[Records from a data source]

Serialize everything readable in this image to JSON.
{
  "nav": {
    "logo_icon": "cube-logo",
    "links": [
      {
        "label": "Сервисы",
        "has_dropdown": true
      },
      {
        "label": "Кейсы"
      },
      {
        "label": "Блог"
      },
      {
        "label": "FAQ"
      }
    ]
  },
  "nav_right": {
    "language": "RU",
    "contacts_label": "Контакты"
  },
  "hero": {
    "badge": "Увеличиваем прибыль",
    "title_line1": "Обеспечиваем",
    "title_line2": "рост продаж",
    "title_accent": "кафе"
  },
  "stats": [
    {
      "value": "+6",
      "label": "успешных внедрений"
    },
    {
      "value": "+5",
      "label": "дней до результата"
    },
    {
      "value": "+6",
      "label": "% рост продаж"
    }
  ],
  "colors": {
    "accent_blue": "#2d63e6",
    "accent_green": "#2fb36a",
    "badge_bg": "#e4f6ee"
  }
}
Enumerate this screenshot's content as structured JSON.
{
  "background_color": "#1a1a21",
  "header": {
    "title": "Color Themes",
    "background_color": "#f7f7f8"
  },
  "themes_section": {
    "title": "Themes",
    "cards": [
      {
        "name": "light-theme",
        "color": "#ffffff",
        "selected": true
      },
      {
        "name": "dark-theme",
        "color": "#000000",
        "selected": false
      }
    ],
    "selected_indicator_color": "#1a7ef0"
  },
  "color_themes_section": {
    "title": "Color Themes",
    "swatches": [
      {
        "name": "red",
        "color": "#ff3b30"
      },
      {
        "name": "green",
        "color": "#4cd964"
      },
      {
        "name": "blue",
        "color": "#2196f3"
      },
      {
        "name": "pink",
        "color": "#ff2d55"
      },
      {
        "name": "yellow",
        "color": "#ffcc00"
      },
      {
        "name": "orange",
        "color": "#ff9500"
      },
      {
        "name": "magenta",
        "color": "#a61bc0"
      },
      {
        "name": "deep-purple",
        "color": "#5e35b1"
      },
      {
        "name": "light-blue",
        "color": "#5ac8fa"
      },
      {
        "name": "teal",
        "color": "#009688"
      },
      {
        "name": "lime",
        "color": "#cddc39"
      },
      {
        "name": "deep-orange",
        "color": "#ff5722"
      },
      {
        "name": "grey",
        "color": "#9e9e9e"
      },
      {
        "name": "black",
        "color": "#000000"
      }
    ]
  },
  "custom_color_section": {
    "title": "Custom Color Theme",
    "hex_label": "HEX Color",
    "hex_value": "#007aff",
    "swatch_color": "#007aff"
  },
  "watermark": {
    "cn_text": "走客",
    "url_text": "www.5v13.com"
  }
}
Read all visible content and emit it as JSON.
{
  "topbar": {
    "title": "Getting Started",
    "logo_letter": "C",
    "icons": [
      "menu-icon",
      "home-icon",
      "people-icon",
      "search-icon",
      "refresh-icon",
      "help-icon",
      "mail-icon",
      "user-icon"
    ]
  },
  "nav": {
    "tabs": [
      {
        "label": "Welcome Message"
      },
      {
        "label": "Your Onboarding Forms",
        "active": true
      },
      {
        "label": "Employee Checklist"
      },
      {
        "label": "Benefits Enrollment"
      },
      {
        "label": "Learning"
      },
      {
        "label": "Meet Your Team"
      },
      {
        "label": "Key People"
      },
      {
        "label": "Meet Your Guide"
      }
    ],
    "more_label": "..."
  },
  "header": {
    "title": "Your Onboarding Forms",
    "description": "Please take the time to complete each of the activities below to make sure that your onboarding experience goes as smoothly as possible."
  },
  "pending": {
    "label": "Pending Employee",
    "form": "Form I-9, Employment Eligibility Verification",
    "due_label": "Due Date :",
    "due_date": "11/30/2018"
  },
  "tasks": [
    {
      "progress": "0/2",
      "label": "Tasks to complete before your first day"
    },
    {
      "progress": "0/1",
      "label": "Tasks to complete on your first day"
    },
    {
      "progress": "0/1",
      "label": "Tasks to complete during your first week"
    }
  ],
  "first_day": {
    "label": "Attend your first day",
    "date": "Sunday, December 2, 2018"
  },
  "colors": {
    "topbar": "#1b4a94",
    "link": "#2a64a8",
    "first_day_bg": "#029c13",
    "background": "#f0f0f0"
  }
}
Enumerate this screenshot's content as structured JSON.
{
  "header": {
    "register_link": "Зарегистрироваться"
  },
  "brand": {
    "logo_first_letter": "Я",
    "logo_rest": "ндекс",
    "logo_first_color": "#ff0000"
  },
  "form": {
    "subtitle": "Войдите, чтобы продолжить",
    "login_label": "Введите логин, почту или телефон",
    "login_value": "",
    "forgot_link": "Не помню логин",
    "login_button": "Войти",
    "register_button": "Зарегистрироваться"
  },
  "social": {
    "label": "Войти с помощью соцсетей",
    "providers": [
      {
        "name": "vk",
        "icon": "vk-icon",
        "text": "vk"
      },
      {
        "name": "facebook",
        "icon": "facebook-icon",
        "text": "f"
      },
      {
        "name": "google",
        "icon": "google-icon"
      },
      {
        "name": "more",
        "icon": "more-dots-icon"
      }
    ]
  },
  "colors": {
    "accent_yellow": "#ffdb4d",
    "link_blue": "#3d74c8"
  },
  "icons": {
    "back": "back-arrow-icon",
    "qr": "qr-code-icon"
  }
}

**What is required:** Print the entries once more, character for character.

**Problem solution:**
Serialize everything readable in this image to JSON.
{
  "nav": {
    "logo_icon": "cube-logo",
    "links": [
      {
        "label": "Сервисы",
        "has_dropdown": true
      },
      {
        "label": "Кейсы"
      },
      {
        "label": "Блог"
      },
      {
        "label": "FAQ"
      }
    ]
  },
  "nav_right": {
    "language": "RU",
    "contacts_label": "Контакты"
  },
  "hero": {
    "badge": "Увеличиваем прибыль",
    "title_line1": "Обеспечиваем",
    "title_line2": "рост продаж",
    "title_accent": "кафе"
  },
  "stats": [
    {
      "value": "+6",
      "label": "успешных внедрений"
    },
    {
      "value": "+5",
      "label": "дней до результата"
    },
    {
      "value": "+6",
      "label": "% рост продаж"
    }
  ],
  "colors": {
    "accent_blue": "#2d63e6",
    "accent_green": "#2fb36a",
    "badge_bg": "#e4f6ee"
  }
}
Enumerate this screenshot's content as structured JSON.
{
  "background_color": "#1a1a21",
  "header": {
    "title": "Color Themes",
    "background_color": "#f7f7f8"
  },
  "themes_section": {
    "title": "Themes",
    "cards": [
      {
        "name": "light-theme",
        "color": "#ffffff",
        "selected": true
      },
      {
        "name": "dark-theme",
        "color": "#000000",
        "selected": false
      }
    ],
    "selected_indicator_color": "#1a7ef0"
  },
  "color_themes_section": {
    "title": "Color Themes",
    "swatches": [
      {
        "name": "red",
        "color": "#ff3b30"
      },
      {
        "name": "green",
        "color": "#4cd964"
      },
      {
        "name": "blue",
        "color": "#2196f3"
      },
      {
        "name": "pink",
        "color": "#ff2d55"
      },
      {
        "name": "yellow",
        "color": "#ffcc00"
      },
      {
        "name": "orange",
        "color": "#ff9500"
      },
      {
        "name": "magenta",
        "color": "#a61bc0"
      },
      {
        "name": "deep-purple",
        "color": "#5e35b1"
      },
      {
        "name": "light-blue",
        "color": "#5ac8fa"
      },
      {
        "name": "teal",
        "color": "#009688"
      },
      {
        "name": "lime",
        "color": "#cddc39"
      },
      {
        "name": "deep-orange",
        "color": "#ff5722"
      },
      {
        "name": "grey",
        "color": "#9e9e9e"
      },
      {
        "name": "black",
        "color": "#000000"
      }
    ]
  },
  "custom_color_section": {
    "title": "Custom Color Theme",
    "hex_label": "HEX Color",
    "hex_value": "#007aff",
    "swatch_color": "#007aff"
  },
  "watermark": {
    "cn_text": "走客",
    "url_text": "www.5v13.com"
  }
}
Read all visible content and emit it as JSON.
{
  "topbar": {
    "title": "Getting Started",
    "logo_letter": "C",
    "icons": [
      "menu-icon",
      "home-icon",
      "people-icon",
      "search-icon",
      "refresh-icon",
      "help-icon",
      "mail-icon",
      "user-icon"
    ]
  },
  "nav": {
    "tabs": [
      {
        "label": "Welcome Message"
      },
      {
        "label": "Your Onboarding Forms",
        "active": true
      },
      {
        "label": "Employee Checklist"
      },
      {
        "label": "Benefits Enrollment"
      },
      {
        "label": "Learning"
      },
      {
        "label": "Meet Your Team"
      },
      {
        "label": "Key People"
      },
      {
        "label": "Meet Your Guide"
      }
    ],
    "more_label": "..."
  },
  "header": {
    "title": "Your Onboarding Forms",
    "description": "Please take the time to complete each of the activities below to make sure that your onboarding experience goes as smoothly as possible."
  },
  "pending": {
    "label": "Pending Employee",
    "form": "Form I-9, Employment Eligibility Verification",
    "due_label": "Due Date :",
    "due_date": "11/30/2018"
  },
  "tasks": [
    {
      "progress": "0/2",
      "label": "Tasks to complete before your first day"
    },
    {
      "progress": "0/1",
      "label": "Tasks to complete on your first day"
    },
    {
      "progress": "0/1",
      "label": "Tasks to complete during your first week"
    }
  ],
  "first_day": {
    "label": "Attend your first day",
    "date": "Sunday, December 2, 2018"
  },
  "colors": {
    "topbar": "#1b4a94",
    "link": "#2a64a8",
    "first_day_bg": "#029c13",
    "background": "#f0f0f0"
  }
}
Enumerate this screenshot's content as structured JSON.
{
  "header": {
    "register_link": "Зарегистрироваться"
  },
  "brand": {
    "logo_first_letter": "Я",
    "logo_rest": "ндекс",
    "logo_first_color": "#ff0000"
  },
  "form": {
    "subtitle": "Войдите, чтобы продолжить",
    "login_label": "Введите логин, почту или телефон",
    "login_value": "",
    "forgot_link": "Не помню логин",
    "login_button": "Войти",
    "register_button": "Зарегистрироваться"
  },
  "social": {
    "label": "Войти с помощью соцсетей",
    "providers": [
      {
        "name": "vk",
        "icon": "vk-icon",
        "text": "vk"
      },
      {
        "name": "facebook",
        "icon": "facebook-icon",
        "text": "f"
      },
      {
        "name": "google",
        "icon": "google-icon"
      },
      {
        "name": "more",
        "icon": "more-dots-icon"
      }
    ]
  },
  "colors": {
    "accent_yellow": "#ffdb4d",
    "link_blue": "#3d74c8"
  },
  "icons": {
    "back": "back-arrow-icon",
    "qr": "qr-code-icon"
  }
}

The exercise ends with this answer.